This article discusses the impacts of the Covid-19 lockdown on UK patients and their dental health using insights from the recent exclusive UK survey by Dr. Heff’s Remarkable Mints. You can download the full survey results by clicking on the download button:
The key insights from the survey are:
- 75% of adults are interested in learning how to improve their own dental health to prevent dental disease.
- 83% say they take dental/oral health seriously.
- A quarter of adults surveyed have brushed their teeth less often than normal during lockdown.
- More than half have eaten more chocolate, sweets, fizzy drinks (including alcohol) during lockdown.
- Due to concerns over Covid-19, TWICE as many patients would delay their routine dental appointments than attend.
From a national overview of dental expectations this survey is uplifting. We see the public is interested in dental health and in learning how to improve their own dental health. This is a cheering result, as the question was specifically framed to see if patients were prepared to take responsibility for their own toothcare to prevent dental disease. Happily, the majority are.
Although the enthusiasm for dental care appears strong, the will appears less so, particularly within the confines of lockdown. There is evidence in our survey that people are snacking and drinking more sugary foods and erosive beverages. This data is supplemented by information on sales from retailers showing a 35% increase in sales of sweets and a 25% increase in sales of soft drinks.
Like many dentists, I sent out information to our patients on how to look after their teeth during the pandemic. We will need to determine when we see our patients whether the information was in a format to change their habits or if too many other concerns overtook those about their dental health. It would certainly be worthwhile dentists reviewing their CPD to include the latest approaches to caries and erosion.

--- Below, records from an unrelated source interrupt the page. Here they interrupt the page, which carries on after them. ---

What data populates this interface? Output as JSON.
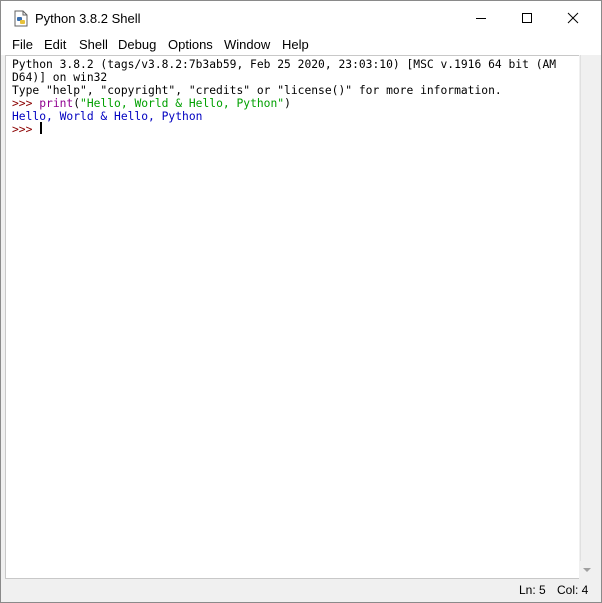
{
  "window": {
    "title": "Python 3.8.2 Shell",
    "app_icon": "python-idle-icon"
  },
  "window_controls": {
    "minimize_icon": "minimize-icon",
    "maximize_icon": "maximize-icon",
    "close_icon": "close-icon"
  },
  "menu": {
    "items": [
      "File",
      "Edit",
      "Shell",
      "Debug",
      "Options",
      "Window",
      "Help"
    ]
  },
  "shell": {
    "banner_line1": "Python 3.8.2 (tags/v3.8.2:7b3ab59, Feb 25 2020, 23:03:10) [MSC v.1916 64 bit (AM",
    "banner_line2": "D64)] on win32",
    "banner_line3": "Type \"help\", \"copyright\", \"credits\" or \"license()\" for more information.",
    "prompt1": ">>> ",
    "cmd_builtin": "print",
    "cmd_open": "(",
    "cmd_string": "\"Hello, World & Hello, Python\"",
    "cmd_close": ")",
    "output": "Hello, World & Hello, Python",
    "prompt2": ">>> "
  },
  "status": {
    "line": "Ln: 5",
    "col": "Col: 4"
  },
  "colors": {
    "prompt": "#8b0000",
    "builtin": "#900090",
    "string": "#00a000",
    "output": "#0000c0"
  }
}
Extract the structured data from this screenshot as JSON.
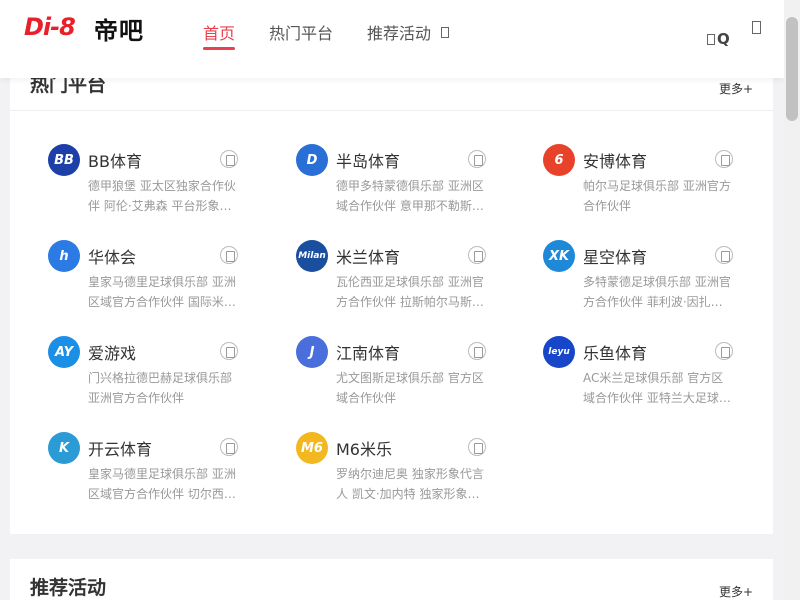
{
  "header": {
    "logo_text": "Di-8",
    "logo_cn": "帝吧",
    "nav": [
      {
        "label": "首页",
        "active": true
      },
      {
        "label": "热门平台",
        "active": false
      },
      {
        "label": "推荐活动",
        "active": false
      }
    ],
    "search_label": "Q"
  },
  "platforms_section": {
    "title": "热门平台",
    "more_label": "更多+",
    "items": [
      {
        "name": "BB体育",
        "desc": "德甲狼堡 亚太区独家合作伙伴 阿伦·艾弗森 平台形象…",
        "icon_text": "BB",
        "icon_color": "#1d3fa8"
      },
      {
        "name": "半岛体育",
        "desc": "德甲多特蒙德俱乐部 亚洲区域合作伙伴 意甲那不勒斯…",
        "icon_text": "D",
        "icon_color": "#2a6fd6"
      },
      {
        "name": "安博体育",
        "desc": "帕尔马足球俱乐部 亚洲官方合作伙伴",
        "icon_text": "6",
        "icon_color": "#e8432a"
      },
      {
        "name": "华体会",
        "desc": "皇家马德里足球俱乐部 亚洲区域官方合作伙伴 国际米…",
        "icon_text": "h",
        "icon_color": "#2c7be5"
      },
      {
        "name": "米兰体育",
        "desc": "瓦伦西亚足球俱乐部 亚洲官方合作伙伴 拉斯帕尔马斯…",
        "icon_text": "Milan",
        "icon_color": "#1a4fa0"
      },
      {
        "name": "星空体育",
        "desc": "多特蒙德足球俱乐部 亚洲官方合作伙伴 菲利波·因扎…",
        "icon_text": "XK",
        "icon_color": "#1e88d9"
      },
      {
        "name": "爱游戏",
        "desc": "门兴格拉德巴赫足球俱乐部 亚洲官方合作伙伴",
        "icon_text": "AY",
        "icon_color": "#1b8fe6"
      },
      {
        "name": "江南体育",
        "desc": "尤文图斯足球俱乐部 官方区域合作伙伴",
        "icon_text": "J",
        "icon_color": "#4a6fdc"
      },
      {
        "name": "乐鱼体育",
        "desc": "AC米兰足球俱乐部 官方区域合作伙伴 亚特兰大足球…",
        "icon_text": "leyu",
        "icon_color": "#1746c8"
      },
      {
        "name": "开云体育",
        "desc": "皇家马德里足球俱乐部 亚洲区域官方合作伙伴 切尔西…",
        "icon_text": "K",
        "icon_color": "#2b9bd6"
      },
      {
        "name": "M6米乐",
        "desc": "罗纳尔迪尼奥 独家形象代言人 凯文·加内特 独家形象…",
        "icon_text": "M6",
        "icon_color": "#f3b81f"
      }
    ]
  },
  "events_section": {
    "title": "推荐活动",
    "more_label": "更多+"
  },
  "colors": {
    "accent": "#e8414d",
    "brand_red": "#e8202a",
    "background": "#f2f2f4"
  }
}
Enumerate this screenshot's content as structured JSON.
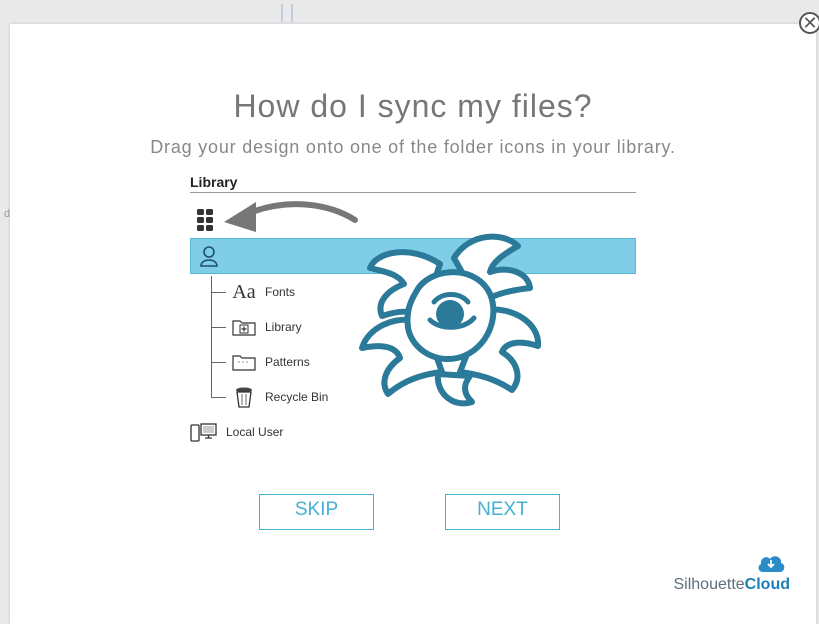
{
  "modal": {
    "title": "How do I sync my files?",
    "subtitle": "Drag your design onto one of the folder icons in your library.",
    "close_symbol": "✕"
  },
  "illustration": {
    "library_heading": "Library",
    "tree": [
      {
        "label": "Fonts",
        "icon": "font-icon"
      },
      {
        "label": "Library",
        "icon": "folder-plus-icon"
      },
      {
        "label": "Patterns",
        "icon": "folder-icon"
      },
      {
        "label": "Recycle Bin",
        "icon": "recycle-bin-icon"
      }
    ],
    "local_user": "Local User",
    "font_glyph": "Aa"
  },
  "buttons": {
    "skip": "SKIP",
    "next": "NEXT"
  },
  "brand": {
    "name_regular": "Silhouette",
    "name_bold": "Cloud"
  },
  "colors": {
    "accent": "#43b0d4",
    "selection": "#7fcde6",
    "flower": "#2b7a99",
    "brand_blue": "#1b7fb8"
  }
}
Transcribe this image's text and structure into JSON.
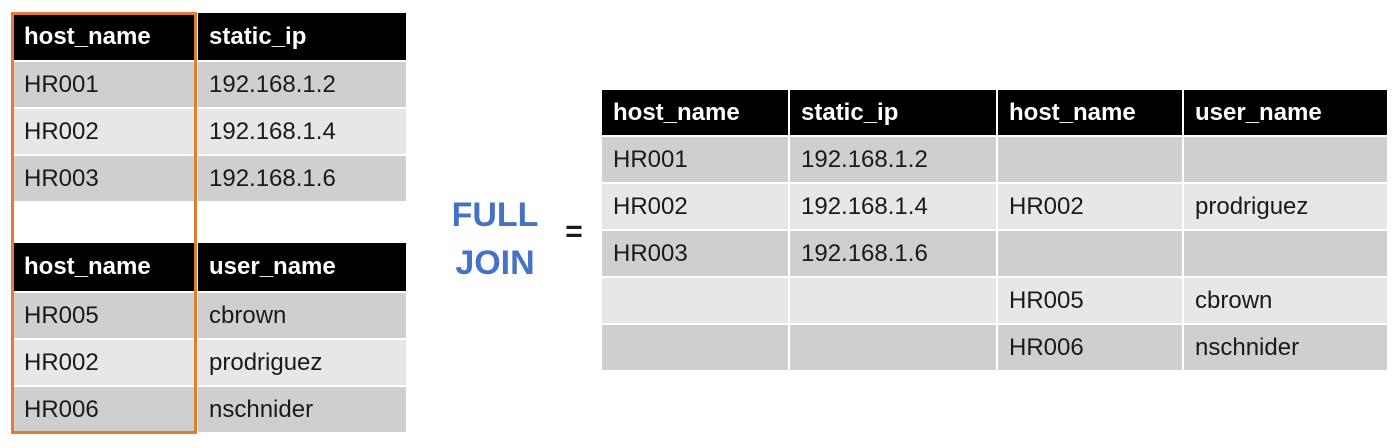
{
  "left_top_table": {
    "headers": [
      "host_name",
      "static_ip"
    ],
    "rows": [
      [
        "HR001",
        "192.168.1.2"
      ],
      [
        "HR002",
        "192.168.1.4"
      ],
      [
        "HR003",
        "192.168.1.6"
      ]
    ]
  },
  "left_bottom_table": {
    "headers": [
      "host_name",
      "user_name"
    ],
    "rows": [
      [
        "HR005",
        "cbrown"
      ],
      [
        "HR002",
        "prodriguez"
      ],
      [
        "HR006",
        "nschnider"
      ]
    ]
  },
  "operation": {
    "label": "FULL\nJOIN",
    "equals": "="
  },
  "result_table": {
    "headers": [
      "host_name",
      "static_ip",
      "host_name",
      "user_name"
    ],
    "rows": [
      [
        "HR001",
        "192.168.1.2",
        "",
        ""
      ],
      [
        "HR002",
        "192.168.1.4",
        "HR002",
        "prodriguez"
      ],
      [
        "HR003",
        "192.168.1.6",
        "",
        ""
      ],
      [
        "",
        "",
        "HR005",
        "cbrown"
      ],
      [
        "",
        "",
        "HR006",
        "nschnider"
      ]
    ]
  },
  "colors": {
    "header_bg": "#000000",
    "row_dark": "#cfcfcf",
    "row_light": "#e7e7e7",
    "key_highlight": "#e47b35",
    "operation_text": "#4472c4"
  }
}
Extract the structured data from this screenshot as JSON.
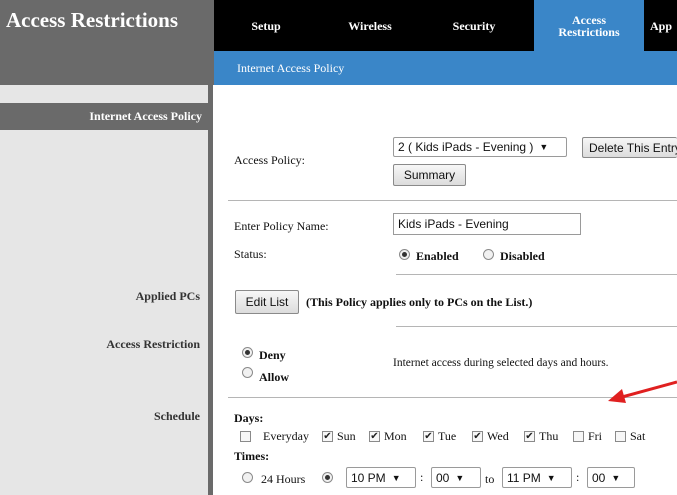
{
  "header": {
    "title": "Access Restrictions",
    "tabs": [
      {
        "label": "Setup"
      },
      {
        "label": "Wireless"
      },
      {
        "label": "Security"
      },
      {
        "label": "Access Restrictions",
        "active": true
      },
      {
        "label": "App"
      }
    ],
    "subnav": "Internet Access Policy"
  },
  "sidebar": {
    "section_title": "Internet Access Policy",
    "applied_pcs": "Applied PCs",
    "access_restriction": "Access Restriction",
    "schedule": "Schedule"
  },
  "policy": {
    "access_policy_label": "Access Policy:",
    "selected_policy": "2 ( Kids iPads - Evening )",
    "delete_button": "Delete This Entry",
    "summary_button": "Summary",
    "name_label": "Enter Policy Name:",
    "name_value": "Kids iPads - Evening",
    "status_label": "Status:",
    "enabled_label": "Enabled",
    "disabled_label": "Disabled",
    "status": "enabled"
  },
  "applied": {
    "edit_button": "Edit List",
    "note": "(This Policy applies only to PCs on the List.)"
  },
  "restriction": {
    "deny_label": "Deny",
    "allow_label": "Allow",
    "selected": "deny",
    "description": "Internet access during selected days and hours."
  },
  "schedule": {
    "days_label": "Days:",
    "days": [
      {
        "label": "Everyday",
        "checked": false
      },
      {
        "label": "Sun",
        "checked": true
      },
      {
        "label": "Mon",
        "checked": true
      },
      {
        "label": "Tue",
        "checked": true
      },
      {
        "label": "Wed",
        "checked": true
      },
      {
        "label": "Thu",
        "checked": true
      },
      {
        "label": "Fri",
        "checked": false
      },
      {
        "label": "Sat",
        "checked": false
      }
    ],
    "times_label": "Times:",
    "hours24_label": "24 Hours",
    "from_hour": "10 PM",
    "from_min": "00",
    "to_label": "to",
    "to_hour": "11 PM",
    "to_min": "00",
    "colon": ":"
  },
  "colors": {
    "header_gray": "#6a6a6a",
    "nav_black": "#000000",
    "active_tab_blue": "#3a86c8",
    "arrow_red": "#e02020"
  }
}
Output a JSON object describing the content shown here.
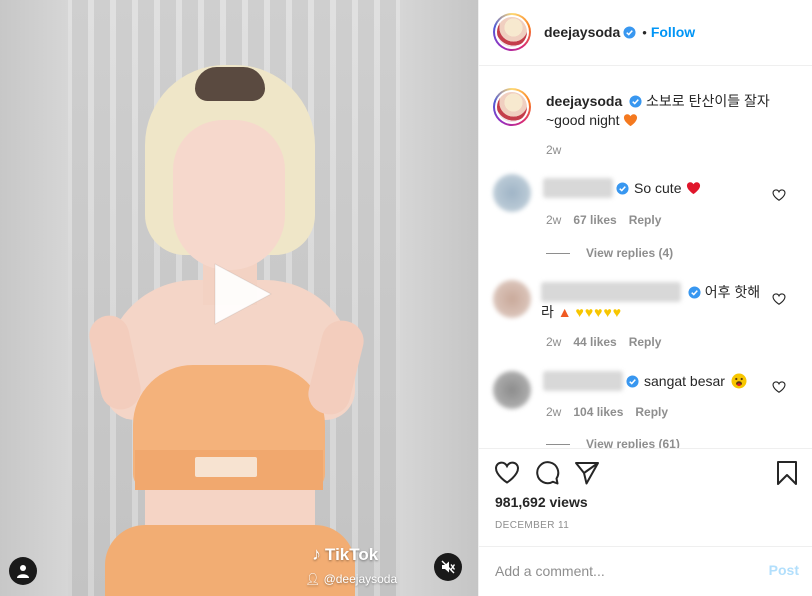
{
  "post": {
    "author": "deejaysoda",
    "follow_label": "Follow",
    "separator": "•",
    "caption_line1": "소보로 탄산이들 잘자",
    "caption_line2": "~good night",
    "caption_age": "2w"
  },
  "media": {
    "watermark_brand": "TikTok",
    "watermark_handle": "@deejaysoda"
  },
  "comments": [
    {
      "text": "So cute",
      "age": "2w",
      "likes": "67 likes",
      "reply_label": "Reply",
      "view_replies": "View replies (4)"
    },
    {
      "text_line1": "어후 핫해",
      "text_line2": "라",
      "age": "2w",
      "likes": "44 likes",
      "reply_label": "Reply"
    },
    {
      "text": "sangat besar",
      "age": "2w",
      "likes": "104 likes",
      "reply_label": "Reply",
      "view_replies": "View replies (61)"
    }
  ],
  "stats": {
    "views": "981,692 views",
    "date": "DECEMBER 11"
  },
  "add_comment": {
    "placeholder": "Add a comment...",
    "post_label": "Post"
  },
  "colors": {
    "accent": "#0095f6",
    "post_disabled": "#b2dffc",
    "muted_text": "#8e8e8e",
    "heart_red": "#ed4956"
  },
  "icons": {
    "play": "play-icon",
    "user_tag": "user-tag-icon",
    "mute": "mute-icon",
    "verified": "verified-badge-icon",
    "like": "heart-icon",
    "comment": "comment-icon",
    "share": "share-icon",
    "save": "bookmark-icon"
  }
}
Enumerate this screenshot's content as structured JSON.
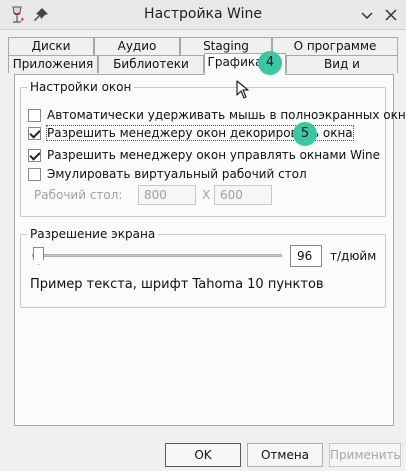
{
  "window": {
    "title": "Настройка Wine"
  },
  "tabs_row1": [
    {
      "label": "Диски"
    },
    {
      "label": "Аудио"
    },
    {
      "label": "Staging"
    },
    {
      "label": "О программе"
    }
  ],
  "tabs_row2": [
    {
      "label": "Приложения"
    },
    {
      "label": "Библиотеки"
    },
    {
      "label": "Графика"
    },
    {
      "label": "Вид и интеграция"
    }
  ],
  "window_settings": {
    "legend": "Настройки окон",
    "options": [
      {
        "label": "Автоматически удерживать мышь в полноэкранных окнах",
        "checked": false
      },
      {
        "label": "Разрешить менеджеру окон декорировать окна",
        "checked": true
      },
      {
        "label": "Разрешить менеджеру окон управлять окнами Wine",
        "checked": true
      },
      {
        "label": "Эмулировать виртуальный рабочий стол",
        "checked": false
      }
    ],
    "desktop_label": "Рабочий стол:",
    "desktop_width": "800",
    "desktop_x": "X",
    "desktop_height": "600"
  },
  "screen_resolution": {
    "legend": "Разрешение экрана",
    "dpi_value": "96",
    "unit": "т/дюйм",
    "sample_text": "Пример текста, шрифт Tahoma 10 пунктов"
  },
  "markers": {
    "tab": "4",
    "option": "5"
  },
  "buttons": {
    "ok": "OK",
    "cancel": "Отмена",
    "apply": "Применить"
  },
  "colors": {
    "marker": "#3cc7a4"
  }
}
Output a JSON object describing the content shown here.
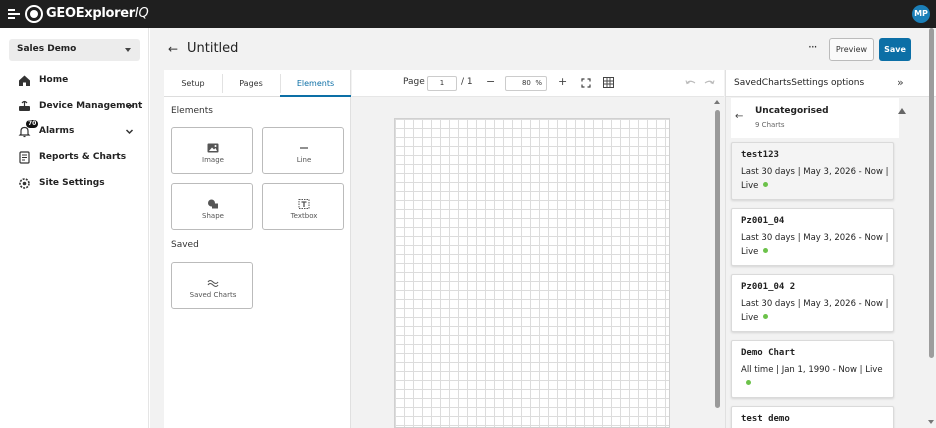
{
  "app": {
    "brand": "GEOExplorer",
    "brand_suffix": "IQ",
    "user_initials": "MP"
  },
  "sidebar": {
    "site": "Sales Demo",
    "items": [
      {
        "label": "Home",
        "icon": "home-icon"
      },
      {
        "label": "Device Management",
        "icon": "device-icon"
      },
      {
        "label": "Alarms",
        "icon": "bell-icon",
        "badge": "70"
      },
      {
        "label": "Reports & Charts",
        "icon": "report-icon"
      },
      {
        "label": "Site Settings",
        "icon": "gear-icon"
      }
    ]
  },
  "header": {
    "title": "Untitled",
    "more": "···",
    "preview_label": "Preview",
    "save_label": "Save"
  },
  "left_panel": {
    "tabs": [
      {
        "label": "Setup"
      },
      {
        "label": "Pages"
      },
      {
        "label": "Elements",
        "active": true
      }
    ],
    "elements_heading": "Elements",
    "elements": [
      {
        "label": "Image",
        "icon": "image-icon"
      },
      {
        "label": "Line",
        "icon": "line-icon"
      },
      {
        "label": "Shape",
        "icon": "shape-icon"
      },
      {
        "label": "Textbox",
        "icon": "textbox-icon"
      }
    ],
    "saved_heading": "Saved",
    "saved": [
      {
        "label": "Saved Charts",
        "icon": "chart-wave-icon"
      }
    ]
  },
  "canvas_toolbar": {
    "page_label": "Page",
    "page_value": "1",
    "page_total": "/ 1",
    "zoom_value": "80",
    "zoom_unit": "%"
  },
  "right_panel": {
    "title": "SavedChartsSettings options",
    "category": {
      "name": "Uncategorised",
      "count": "9 Charts"
    },
    "charts": [
      {
        "name": "test123",
        "desc": "Last 30 days | May 3, 2026 - Now | Live"
      },
      {
        "name": "Pz001_04",
        "desc": "Last 30 days | May 3, 2026 - Now | Live"
      },
      {
        "name": "Pz001_04 2",
        "desc": "Last 30 days | May 3, 2026 - Now | Live"
      },
      {
        "name": "Demo Chart",
        "desc": "All time | Jan 1, 1990 - Now | Live"
      },
      {
        "name": "test demo",
        "desc": ""
      }
    ]
  },
  "colors": {
    "accent": "#0c6fa6",
    "live": "#6cc24a",
    "topbar": "#1f1f1f"
  }
}
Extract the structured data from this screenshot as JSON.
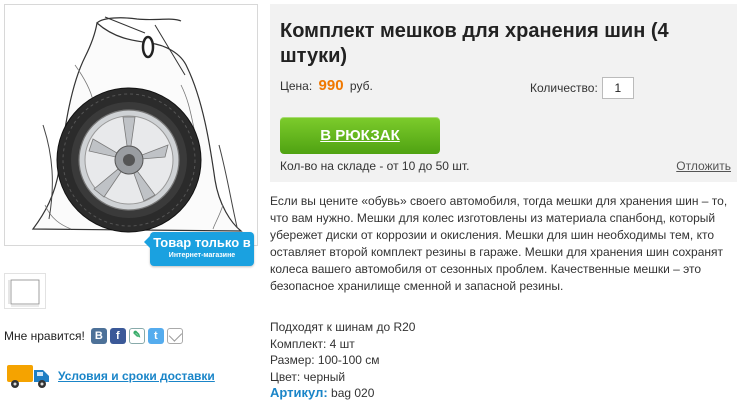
{
  "product": {
    "title": "Комплект мешков для хранения шин (4 штуки)",
    "price_label": "Цена:",
    "price_value": "990",
    "price_currency": "руб.",
    "quantity_label": "Количество:",
    "quantity_value": "1",
    "cart_button_label": "В РЮКЗАК",
    "stock_text": "Кол-во на складе - от 10 до 50 шт.",
    "postpone_label": "Отложить",
    "description": "Если вы цените «обувь» своего автомобиля, тогда мешки для хранения шин – то, что вам нужно. Мешки для колес изготовлены из материала спанбонд, который убережет диски от коррозии и окисления.  Мешки для шин необходимы тем, кто оставляет второй комплект резины в гараже. Мешки для хранения шин сохранят колеса вашего автомобиля от сезонных проблем. Качественные мешки – это безопасное хранилище сменной и запасной резины.",
    "specs": [
      "Подходят к шинам до R20",
      "Комплект: 4 шт",
      "Размер: 100-100 см",
      "Цвет: черный"
    ],
    "sku_label": "Артикул:",
    "sku_value": "bag 020"
  },
  "badge": {
    "line1": "Товар только в",
    "line2": "Интернет-магазине"
  },
  "social": {
    "like_label": "Мне нравится!",
    "icons": [
      "vk-icon",
      "facebook-icon",
      "livejournal-icon",
      "twitter-icon",
      "mail-icon"
    ]
  },
  "delivery": {
    "link_label": "Условия и сроки доставки",
    "icon": "truck-icon"
  },
  "colors": {
    "accent_green": "#5cb31b",
    "price_orange": "#f07800",
    "link_blue": "#1a85c8",
    "badge_blue": "#1aa1e0"
  }
}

The largest risk of missing three months of dentistry will be to the periodontally susceptible group of patients, as decreased oral hygiene and lack of maintenance from the dental team will no doubt have caused progression of disease. It is these patients who will need to be prioritized for review with hygienists as virtual consultations will not indicate bleeding scores and pocket depths.
There are concerns that as finances become tighter and dental costs escalate, more patients will be put off attending dentists and hygienists. This might be a good time to review how patients pay for their dentistry. Should dentists continue with a fee per item of service or consider an alternative approach that would allow a more regular revenue stream, as well as provide all the preventative/motivational benefits of regular hygienist care within a capitation scheme? Alternatively, should we be looking at other payment plan options to allow patients to fund their dentistry over longer periods with credit?
Dental practice is no doubt going to change. I am to be fit-tested for my respirator mask tomorrow and start back in dentistry on 8th June. My aim is to bring the enthusiasm and knowledge that I have garnered from all the CPD webinars over lockdown. I intend to change how I do dentistry for the greater satisfaction of my patients and myself.